Required work:
Would you restate the entries below word for word, leaving out the images?

[Items from an interface collection]
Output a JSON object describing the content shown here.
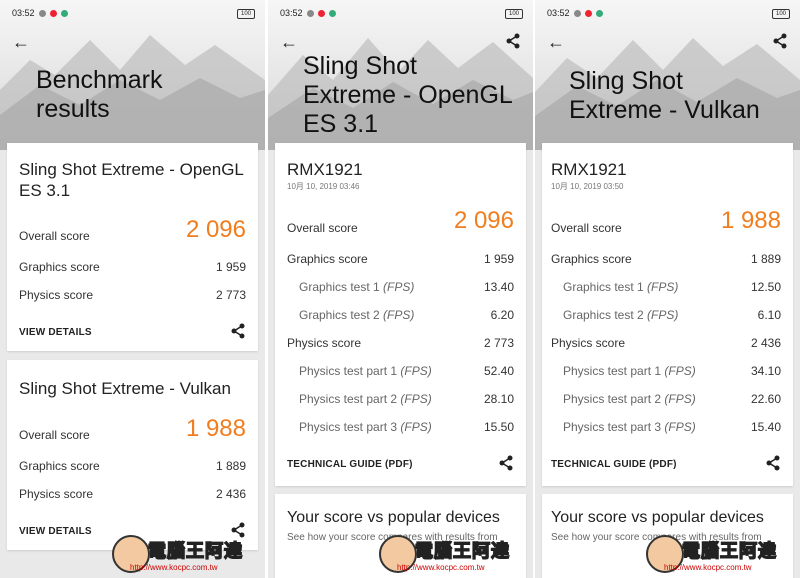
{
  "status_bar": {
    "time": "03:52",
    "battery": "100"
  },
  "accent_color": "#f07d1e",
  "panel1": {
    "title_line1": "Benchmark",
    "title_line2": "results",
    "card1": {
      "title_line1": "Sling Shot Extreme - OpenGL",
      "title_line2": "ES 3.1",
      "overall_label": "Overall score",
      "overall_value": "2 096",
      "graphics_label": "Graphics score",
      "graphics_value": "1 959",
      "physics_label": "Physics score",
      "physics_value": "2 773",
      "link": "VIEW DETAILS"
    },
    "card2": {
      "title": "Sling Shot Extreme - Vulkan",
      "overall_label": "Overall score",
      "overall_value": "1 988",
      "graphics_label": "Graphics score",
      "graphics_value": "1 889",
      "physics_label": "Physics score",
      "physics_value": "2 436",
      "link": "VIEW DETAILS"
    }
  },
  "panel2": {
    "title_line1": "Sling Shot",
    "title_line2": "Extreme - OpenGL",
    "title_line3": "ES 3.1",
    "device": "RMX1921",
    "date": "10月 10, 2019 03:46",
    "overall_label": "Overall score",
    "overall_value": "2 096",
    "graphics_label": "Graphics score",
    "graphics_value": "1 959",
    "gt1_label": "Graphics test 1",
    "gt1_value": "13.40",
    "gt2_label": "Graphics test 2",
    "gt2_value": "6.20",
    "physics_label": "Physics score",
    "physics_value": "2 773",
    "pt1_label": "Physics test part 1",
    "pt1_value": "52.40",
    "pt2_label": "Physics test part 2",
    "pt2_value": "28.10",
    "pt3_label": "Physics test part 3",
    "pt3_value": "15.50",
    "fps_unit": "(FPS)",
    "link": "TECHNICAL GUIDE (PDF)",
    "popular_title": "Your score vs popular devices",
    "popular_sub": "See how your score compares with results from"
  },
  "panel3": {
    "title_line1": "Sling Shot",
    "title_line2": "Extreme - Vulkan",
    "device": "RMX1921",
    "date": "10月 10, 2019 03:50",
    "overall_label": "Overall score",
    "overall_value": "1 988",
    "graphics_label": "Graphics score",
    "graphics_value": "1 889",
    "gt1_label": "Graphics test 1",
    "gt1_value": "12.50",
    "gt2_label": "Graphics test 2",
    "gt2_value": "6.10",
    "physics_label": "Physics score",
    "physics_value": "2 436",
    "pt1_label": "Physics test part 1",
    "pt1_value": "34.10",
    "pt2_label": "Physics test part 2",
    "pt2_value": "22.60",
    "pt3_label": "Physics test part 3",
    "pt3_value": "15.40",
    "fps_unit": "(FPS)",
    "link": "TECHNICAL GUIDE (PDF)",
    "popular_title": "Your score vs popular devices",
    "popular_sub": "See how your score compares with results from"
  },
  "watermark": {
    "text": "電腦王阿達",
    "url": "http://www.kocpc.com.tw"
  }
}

Response area:
Output a JSON object describing the content shown here.
{
  "status_bar": {
    "time": "03:52",
    "battery": "100"
  },
  "accent_color": "#f07d1e",
  "panel1": {
    "title_line1": "Benchmark",
    "title_line2": "results",
    "card1": {
      "title_line1": "Sling Shot Extreme - OpenGL",
      "title_line2": "ES 3.1",
      "overall_label": "Overall score",
      "overall_value": "2 096",
      "graphics_label": "Graphics score",
      "graphics_value": "1 959",
      "physics_label": "Physics score",
      "physics_value": "2 773",
      "link": "VIEW DETAILS"
    },
    "card2": {
      "title": "Sling Shot Extreme - Vulkan",
      "overall_label": "Overall score",
      "overall_value": "1 988",
      "graphics_label": "Graphics score",
      "graphics_value": "1 889",
      "physics_label": "Physics score",
      "physics_value": "2 436",
      "link": "VIEW DETAILS"
    }
  },
  "panel2": {
    "title_line1": "Sling Shot",
    "title_line2": "Extreme - OpenGL",
    "title_line3": "ES 3.1",
    "device": "RMX1921",
    "date": "10月 10, 2019 03:46",
    "overall_label": "Overall score",
    "overall_value": "2 096",
    "graphics_label": "Graphics score",
    "graphics_value": "1 959",
    "gt1_label": "Graphics test 1",
    "gt1_value": "13.40",
    "gt2_label": "Graphics test 2",
    "gt2_value": "6.20",
    "physics_label": "Physics score",
    "physics_value": "2 773",
    "pt1_label": "Physics test part 1",
    "pt1_value": "52.40",
    "pt2_label": "Physics test part 2",
    "pt2_value": "28.10",
    "pt3_label": "Physics test part 3",
    "pt3_value": "15.50",
    "fps_unit": "(FPS)",
    "link": "TECHNICAL GUIDE (PDF)",
    "popular_title": "Your score vs popular devices",
    "popular_sub": "See how your score compares with results from"
  },
  "panel3": {
    "title_line1": "Sling Shot",
    "title_line2": "Extreme - Vulkan",
    "device": "RMX1921",
    "date": "10月 10, 2019 03:50",
    "overall_label": "Overall score",
    "overall_value": "1 988",
    "graphics_label": "Graphics score",
    "graphics_value": "1 889",
    "gt1_label": "Graphics test 1",
    "gt1_value": "12.50",
    "gt2_label": "Graphics test 2",
    "gt2_value": "6.10",
    "physics_label": "Physics score",
    "physics_value": "2 436",
    "pt1_label": "Physics test part 1",
    "pt1_value": "34.10",
    "pt2_label": "Physics test part 2",
    "pt2_value": "22.60",
    "pt3_label": "Physics test part 3",
    "pt3_value": "15.40",
    "fps_unit": "(FPS)",
    "link": "TECHNICAL GUIDE (PDF)",
    "popular_title": "Your score vs popular devices",
    "popular_sub": "See how your score compares with results from"
  },
  "watermark": {
    "text": "電腦王阿達",
    "url": "http://www.kocpc.com.tw"
  }
}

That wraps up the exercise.